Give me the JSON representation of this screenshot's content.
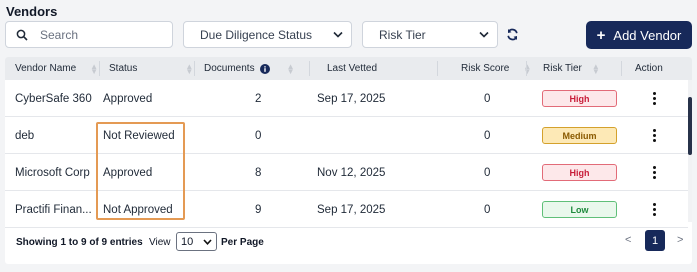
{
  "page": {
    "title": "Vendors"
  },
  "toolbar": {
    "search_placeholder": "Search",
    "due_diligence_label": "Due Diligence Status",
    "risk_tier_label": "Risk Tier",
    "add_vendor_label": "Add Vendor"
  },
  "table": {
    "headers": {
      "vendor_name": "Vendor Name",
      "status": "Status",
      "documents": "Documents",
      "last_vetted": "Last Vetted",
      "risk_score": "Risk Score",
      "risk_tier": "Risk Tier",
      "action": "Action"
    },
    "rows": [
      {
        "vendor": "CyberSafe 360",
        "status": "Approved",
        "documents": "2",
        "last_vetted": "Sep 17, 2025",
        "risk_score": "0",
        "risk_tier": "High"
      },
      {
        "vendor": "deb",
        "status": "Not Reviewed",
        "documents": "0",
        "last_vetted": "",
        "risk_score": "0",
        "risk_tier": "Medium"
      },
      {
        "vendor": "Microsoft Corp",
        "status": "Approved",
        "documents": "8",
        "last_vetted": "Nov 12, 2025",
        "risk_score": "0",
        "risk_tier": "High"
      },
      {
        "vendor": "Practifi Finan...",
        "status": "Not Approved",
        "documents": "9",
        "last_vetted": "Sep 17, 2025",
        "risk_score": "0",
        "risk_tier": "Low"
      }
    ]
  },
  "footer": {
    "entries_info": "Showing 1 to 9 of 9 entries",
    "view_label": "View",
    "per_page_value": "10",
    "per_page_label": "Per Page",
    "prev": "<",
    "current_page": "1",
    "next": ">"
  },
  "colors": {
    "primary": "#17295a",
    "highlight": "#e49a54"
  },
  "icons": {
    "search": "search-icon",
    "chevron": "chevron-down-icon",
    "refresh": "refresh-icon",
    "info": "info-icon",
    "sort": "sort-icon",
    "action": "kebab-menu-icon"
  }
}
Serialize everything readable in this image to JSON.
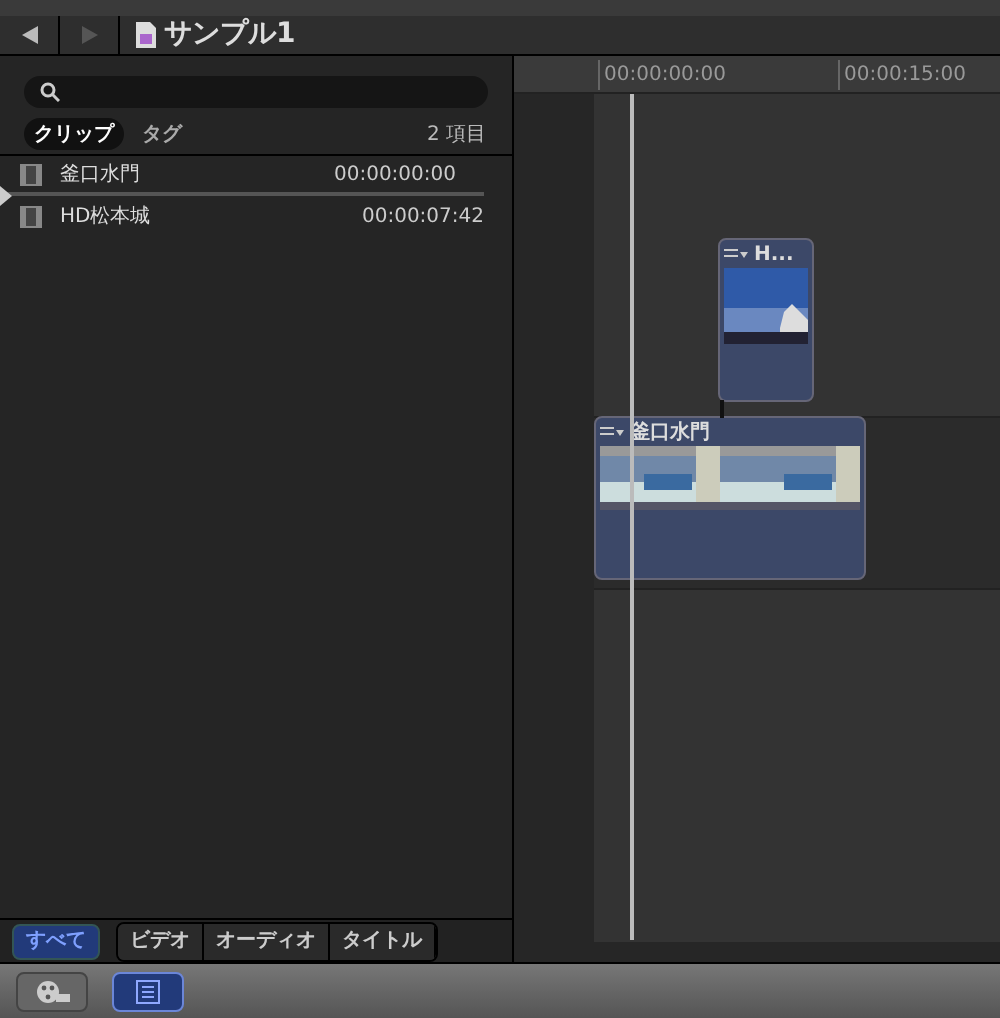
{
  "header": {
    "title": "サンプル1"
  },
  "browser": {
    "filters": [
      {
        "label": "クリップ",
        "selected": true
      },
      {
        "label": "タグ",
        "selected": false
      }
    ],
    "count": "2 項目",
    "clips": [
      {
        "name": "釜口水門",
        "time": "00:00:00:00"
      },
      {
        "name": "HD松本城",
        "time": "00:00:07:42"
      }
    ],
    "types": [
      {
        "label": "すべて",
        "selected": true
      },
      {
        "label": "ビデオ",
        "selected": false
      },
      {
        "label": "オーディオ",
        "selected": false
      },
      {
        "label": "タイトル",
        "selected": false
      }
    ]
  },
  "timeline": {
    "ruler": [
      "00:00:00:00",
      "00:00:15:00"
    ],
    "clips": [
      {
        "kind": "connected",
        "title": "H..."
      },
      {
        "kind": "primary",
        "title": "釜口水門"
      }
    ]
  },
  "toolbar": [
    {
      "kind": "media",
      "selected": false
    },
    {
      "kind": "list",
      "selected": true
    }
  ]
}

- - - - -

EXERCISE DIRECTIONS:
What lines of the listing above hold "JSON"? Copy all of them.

EXERCISE SOLUTION:
Give me the JSON representation of this screenshot's content.
Serialize everything readable in this image to JSON.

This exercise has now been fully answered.